Age verification tech business 1account has launched a vape vending machine, which will appear in grocery stores this spring.
The first of the machines has been installed in the Leicester branch of specialist vape retailer Ecigwizard as part of a 12-month trial, which will also see them appear at “a household name grocery retailer” the company said.
To buy products from the machine, vapers download the 1account app, upload a form of ID to prove their age and who they are, and take a selfie. Their information is cross-referenced and verified with multiple data points including mobile phone records.
At the vending machine, the customer selects the product they want before opening the app and scanning a QR code on the machine to unlock it. They then make a card payment and their product is dispensed.
“The use of vending machines for the sale of consumable products has grown significantly in recent years as retailers better understand the demands of modern consumers,” Ben Keirle, founder and CEO of 1account, told The Grocer. “This pilot with Ecigwizard, and future trial partners, aims to evaluate if the sale of age-restricted goods can form part of the continued expansion of this new generation of ‘smart’ vending machines, which ensure children are not able to access age restricted products”.
The trial was approved by Bucks & Surrey Trading Standards and covers high street retail, pubs and NHS locations.

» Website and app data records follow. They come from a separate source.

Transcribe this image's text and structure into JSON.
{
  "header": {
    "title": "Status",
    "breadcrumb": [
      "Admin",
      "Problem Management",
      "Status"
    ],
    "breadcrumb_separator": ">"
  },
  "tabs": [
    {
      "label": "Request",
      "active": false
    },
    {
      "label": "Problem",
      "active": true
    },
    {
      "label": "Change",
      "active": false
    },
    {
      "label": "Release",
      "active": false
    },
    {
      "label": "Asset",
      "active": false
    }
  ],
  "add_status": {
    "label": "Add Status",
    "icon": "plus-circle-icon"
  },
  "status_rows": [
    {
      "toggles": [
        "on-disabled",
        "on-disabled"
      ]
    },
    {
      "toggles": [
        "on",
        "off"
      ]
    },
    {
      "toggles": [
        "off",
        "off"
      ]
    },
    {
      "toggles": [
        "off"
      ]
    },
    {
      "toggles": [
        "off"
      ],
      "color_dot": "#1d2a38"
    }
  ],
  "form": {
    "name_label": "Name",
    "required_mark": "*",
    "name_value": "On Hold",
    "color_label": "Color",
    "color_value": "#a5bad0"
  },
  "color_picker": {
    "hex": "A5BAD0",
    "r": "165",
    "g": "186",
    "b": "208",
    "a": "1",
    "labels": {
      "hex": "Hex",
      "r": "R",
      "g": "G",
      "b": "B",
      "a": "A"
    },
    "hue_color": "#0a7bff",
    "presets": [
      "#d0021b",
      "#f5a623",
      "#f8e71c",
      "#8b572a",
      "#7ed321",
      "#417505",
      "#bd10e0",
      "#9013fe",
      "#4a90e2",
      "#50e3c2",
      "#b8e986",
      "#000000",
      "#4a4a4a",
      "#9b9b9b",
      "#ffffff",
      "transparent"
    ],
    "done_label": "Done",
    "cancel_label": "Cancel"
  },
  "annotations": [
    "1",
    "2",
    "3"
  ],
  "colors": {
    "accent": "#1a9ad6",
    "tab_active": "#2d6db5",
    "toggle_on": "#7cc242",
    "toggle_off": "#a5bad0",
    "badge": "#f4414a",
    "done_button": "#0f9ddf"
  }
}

In the initial trial, 1account software has been integrated into machines built by London-based vending manufacturer Aeguana. The company’s ambition is to roll out its digital ID technology in shops selling age restricted products including alcohol, knives and medications, as well as in establishments where it is illegal for under-18s to be present, such as pubs, nightclubs and casinos.
The launch of the vending machine comes a decade after the sale of cigarettes from vending machines was banned in the UK, in a move to curtail underage purchases.
“Cigarette vending machines are often unsupervised, making it easy for children to purchase cigarettes from them,” then health secretary Andrew Lansley said at the time.
Before the ban it was estimated that 35 million cigarettes were being sold illegally through vending machines to children every year.
“Today, adult customers have greater than ever choice where they buy their vape products, including specialist vape retail stores, supermarkets, convenience stores, online and now vending machines,” Kierle said.
“This new generation of machines, incorporating our leading-edge digital ID technology, provides adults with greater access to vape products, which the government states are at least 95% less harmful than conventional cigarettes, while at the same time safeguarding against under 18s getting their hands on vape devices and e-liquids,” he added.
Ahead of the trial, 1account said it carried out an “extensive consultation process to gauge demand and support” for the concept, including with MPs, smoking cessation and vaping bodies and academics.
“The advent of the vape vending machine is another example of the innovative spirit within the sector, which will support more smokers in making a successful transition from conventional cigarettes to considerably less harmful vape products and at the same time boosting the retail economy,” said John Dunne, director general of the UK Vaping Industry Association.
“Today there are some 2.4 million former adult smokers as a result of completely switching over to vaping and there is relatively low take-up among under 18-year-olds,” Dunne added. “The vending machine, with its built-in digital ID technology, will help to ensure both trends continue.”